Coming back to the incident in the evening of the 31st May, 2018, it was more of a protest against the alleged highhandedness of the particular residents of sweepers' colony accused of being involved in beating and injuring the local boys.
One may criticise the protestors even when a compromise was made during the day but it would of great interest to know who facilitated the compromise and for whose benefits. It is claimed by many that the local tribals generally avoid passing through the sweepers' colony any time of the day but more specifically towards the evening as far as possible.
Considering this claim, it seems the hawkers, the poor farmers and other rural based business people who have to depend on Iewduh in one way or the other for their livelihood are the ones who face the brunt for the insecurity feeling posed to their lives and personal security allegedly by the sweepers' colony. Had the police department taken serious note, stay vigilant and handled all criminal activities occurring in the area with utmost sense of carefulness and responsibility towards maintaining law and order, this incident could have been avoided.
The demand for relocation of the residents of the sweepers' colony in order to establish confidence in the security of the area has been made from time to time and the state government has failed to take concrete action on the matter.

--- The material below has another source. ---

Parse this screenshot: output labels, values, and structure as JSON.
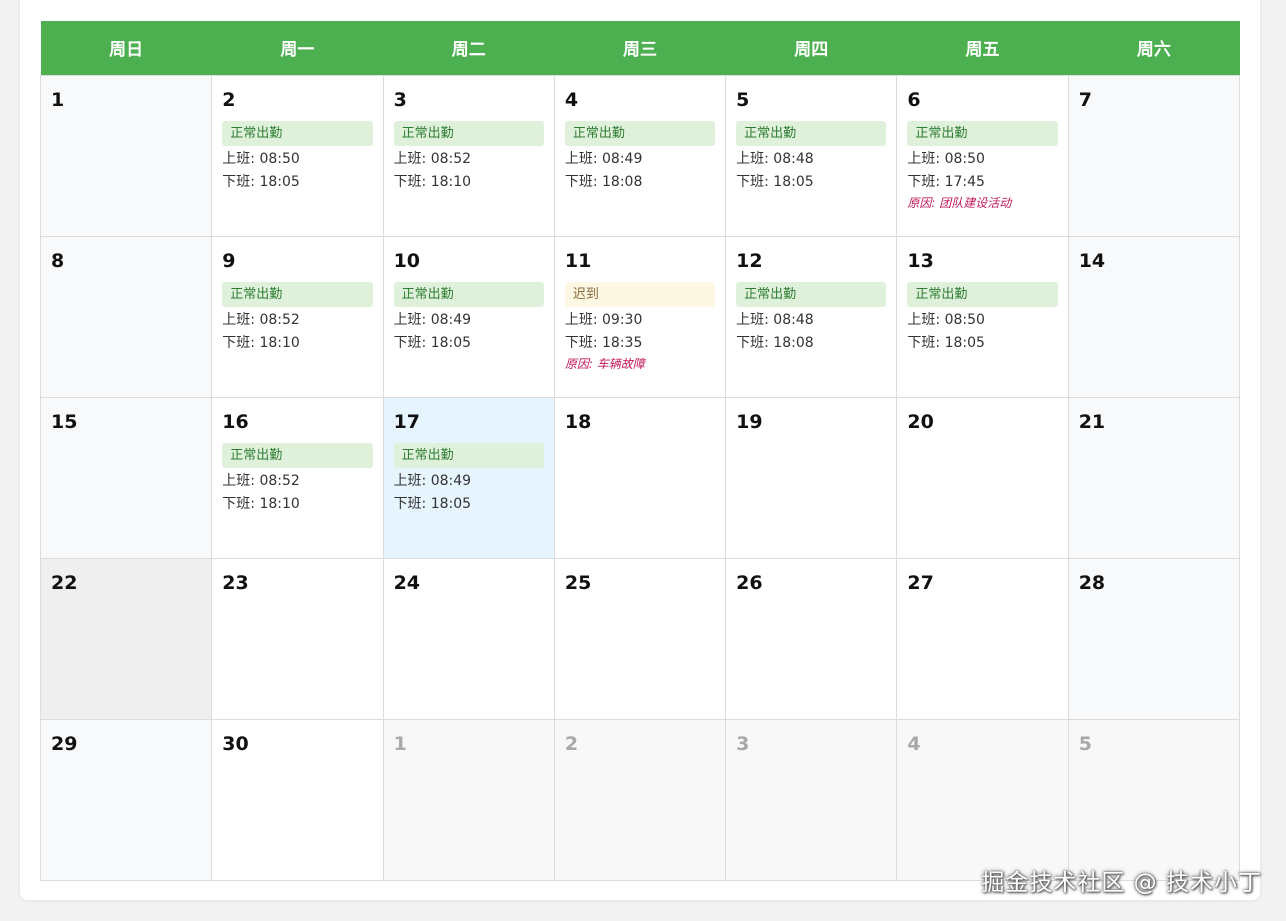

By any logic the residents of the sweepers' colony should cooperate with the State Government in its efforts to relocate them as their present habitation is too congested by any standard posing risks to their health and lives. The state government while undertaking an exercise of relocation should avoid as far as possible ghettoization of population as it leaves scope for parochial and bigotry tendency.
It is imperative to clear the doubt that may have existed in the minds of the critics that this fear of the sweepers' colony has its roots in the communal mentality on the part of the tribal population.
It may be mentioned that at present, there are many localities in Shillong where non-tribals are either the exclusive or the majority residents which do not strike any fear on the minds of the local people.
This kind of atmosphere should be encouraged and allowed to prevail and this is the responsibility of each and every one in the state. I personally request the media not to fall trap into the minority-majority trap for the sake of gaining unnecessary popularity but capable of harming the image of the state and its people.
(The writer is an Assistant Professor in the Department of Political Science, Synod College, Shillong)
(The views and opinions expressed in this article belongs solely to the writer and TNT-The Northeast Today may not subscribe to the same views)